In 1978, the first unsolicited e-mail was sent, to hundreds of users of the government computer network Arpanet. The phenomenon would later be demarkated as "spam" and revered as one of the most lucrative and controversial trends in Internet history.
Immediately after the message was sent, complaints were rampant and the sender was attacked by Arpanet, though he was not charged with a crime.
Gary Thurek was a marketing employee with the Digital Equipment Corporation, which went under and was sold to Compaq in 1998. Little did he know he'd make it into the history books, and is remembered every five years or so around this time.
The origin of the word "spam" to mean unsolicited messages is somewhat muddled. However, according to influential blogger Brad Templeton, it is generally believed to be linked to the Monty Python sketch in which characters would repeatedly sing the word "spam" to annoy everyone else in the skit.

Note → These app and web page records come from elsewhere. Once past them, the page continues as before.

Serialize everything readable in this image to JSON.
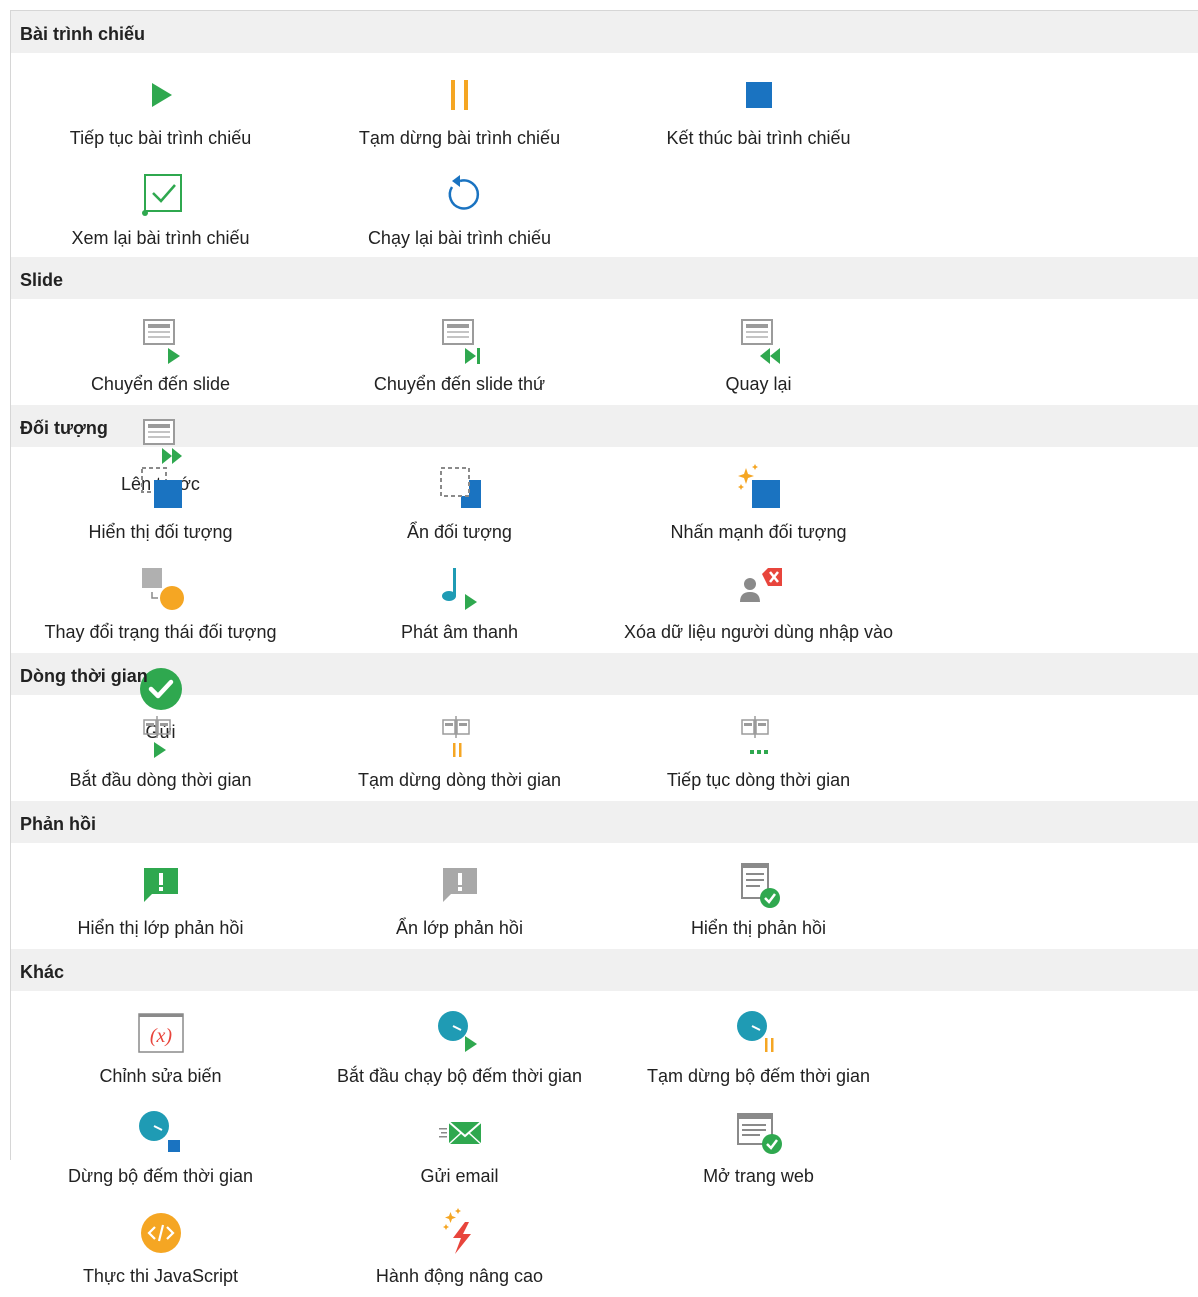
{
  "colors": {
    "green": "#2fa84f",
    "orange": "#f5a623",
    "blue": "#1a73c1",
    "teal": "#1f9bb4",
    "gray": "#9b9b9b",
    "red": "#e8453c",
    "header_bg": "#f0f0f0"
  },
  "sections": {
    "slideshow": {
      "title": "Bài trình chiếu",
      "items": [
        {
          "label": "Tiếp tục bài trình chiếu",
          "icon": "play-icon"
        },
        {
          "label": "Tạm dừng bài trình chiếu",
          "icon": "pause-icon"
        },
        {
          "label": "Kết thúc bài trình chiếu",
          "icon": "stop-icon"
        },
        {
          "label": "Xem lại bài trình chiếu",
          "icon": "review-checkbox-icon"
        },
        {
          "label": "Chạy lại bài trình chiếu",
          "icon": "replay-icon"
        }
      ]
    },
    "slide": {
      "title": "Slide",
      "items": [
        {
          "label": "Chuyển đến slide",
          "icon": "slide-goto-icon"
        },
        {
          "label": "Chuyển đến slide thứ",
          "icon": "slide-goto-number-icon"
        },
        {
          "label": "Quay lại",
          "icon": "slide-previous-icon"
        },
        {
          "label": "Lên trước",
          "icon": "slide-next-icon"
        }
      ]
    },
    "objects": {
      "title": "Đối tượng",
      "items": [
        {
          "label": "Hiển thị đối tượng",
          "icon": "show-object-icon"
        },
        {
          "label": "Ẩn đối tượng",
          "icon": "hide-object-icon"
        },
        {
          "label": "Nhấn mạnh đối tượng",
          "icon": "emphasize-object-icon"
        },
        {
          "label": "Thay đổi trạng thái đối tượng",
          "icon": "change-state-icon"
        },
        {
          "label": "Phát âm thanh",
          "icon": "play-audio-icon"
        },
        {
          "label": "Xóa dữ liệu người dùng nhập vào",
          "icon": "clear-user-input-icon"
        },
        {
          "label": "Gửi",
          "icon": "submit-check-icon"
        }
      ]
    },
    "timeline": {
      "title": "Dòng thời gian",
      "items": [
        {
          "label": "Bắt đầu dòng thời gian",
          "icon": "timeline-start-icon"
        },
        {
          "label": "Tạm dừng dòng thời gian",
          "icon": "timeline-pause-icon"
        },
        {
          "label": "Tiếp tục dòng thời gian",
          "icon": "timeline-resume-icon"
        }
      ]
    },
    "feedback": {
      "title": "Phản hồi",
      "items": [
        {
          "label": "Hiển thị lớp phản hồi",
          "icon": "show-feedback-layer-icon"
        },
        {
          "label": "Ẩn lớp phản hồi",
          "icon": "hide-feedback-layer-icon"
        },
        {
          "label": "Hiển thị phản hồi",
          "icon": "show-feedback-icon"
        }
      ]
    },
    "other": {
      "title": "Khác",
      "items": [
        {
          "label": "Chỉnh sửa biến",
          "icon": "edit-variable-icon"
        },
        {
          "label": "Bắt đầu chạy bộ đếm thời gian",
          "icon": "timer-start-icon"
        },
        {
          "label": "Tạm dừng bộ đếm thời gian",
          "icon": "timer-pause-icon"
        },
        {
          "label": "Dừng bộ đếm thời gian",
          "icon": "timer-stop-icon"
        },
        {
          "label": "Gửi email",
          "icon": "send-email-icon"
        },
        {
          "label": "Mở trang web",
          "icon": "open-webpage-icon"
        },
        {
          "label": "Thực thi JavaScript",
          "icon": "execute-javascript-icon"
        },
        {
          "label": "Hành động nâng cao",
          "icon": "advanced-action-icon"
        }
      ]
    }
  }
}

In the early 1990s, when online message boards were quickly populating, one fad that emerged was to send the words to Python's spam song to numerous people at once. Thus, "spam" quickly became associated with any mass posting.
Others suggest that the acronym was purposefully created to stand for "single post to all messagebases," though that's widely debunked as a "backronym," an acronym meaning attached to a word after it has already become ingrained in popular culture.
In 2003, Congress passed the CAN-SPAM (Controlling the Assault of Non-Solicited Pornography and Marketing) Act, officially controlling the out-of-control spamming industry. It requires individuals and companies to meet certain requirements before they can send out mass e-mails, and they must give users the ability to opt out of future mailings.
After the law went into effect, in 2004, Bill Gates said he believed the Internet would be spam-free by 2006. By some estimates it still accounts for as much as 90% of all e-mail sent.
The most common use of spamming is to sell or advertise a product, in the hopes that some people reading the message would bite. The cost of sending out a million e-mails is minimal, and the potential return, even if just 1% responds, is appealing to professional spammers.
Other uses of spam have triggered investigations from the Securities and Exchange Commission as people send out e-mails claiming that certain penny stocks will shoot up. This gets a bunch of users to buy the stock, making the price artificially inflate, and then the spammers sell while it's at a premium.
There have been some notable spam prosecutions in the US, and a handful have even received jail or prison time. However, hundreds of spammers continue to carry out their work untouched.
"So long as email is still usable, I think spam is just going to be some of the necessary background noise. I think there are enough methods that bad guys could use to continue to pump out spam for years to come that we're still going to be stuck with it for awhile," said John Aycock in a New Scientist online article.
Hormel's "Spam" food product has a much-discussed 50-year shelf life. It looks like electronic "spam" will last much longer.